Goal of the exercise: Look for "name" in the material below and show each line that contains it.
=-=-=
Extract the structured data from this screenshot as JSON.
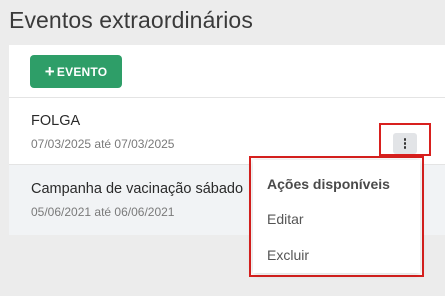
{
  "page": {
    "title": "Eventos extraordinários"
  },
  "toolbar": {
    "add_button_icon": "plus-icon",
    "add_button_label": "EVENTO",
    "accent_color": "#2e9e68"
  },
  "events": [
    {
      "name": "FOLGA",
      "dates": "07/03/2025 até 07/03/2025"
    },
    {
      "name": "Campanha de vacinação sábado",
      "dates": "05/06/2021 até 06/06/2021"
    }
  ],
  "actions_menu": {
    "trigger_icon": "kebab-menu-icon",
    "header": "Ações disponíveis",
    "items": [
      {
        "label": "Editar"
      },
      {
        "label": "Excluir"
      }
    ],
    "highlight_color": "#d8201e"
  }
}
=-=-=
Task output:
      "name": "FOLGA",
      "name": "Campanha de vacinação sábado",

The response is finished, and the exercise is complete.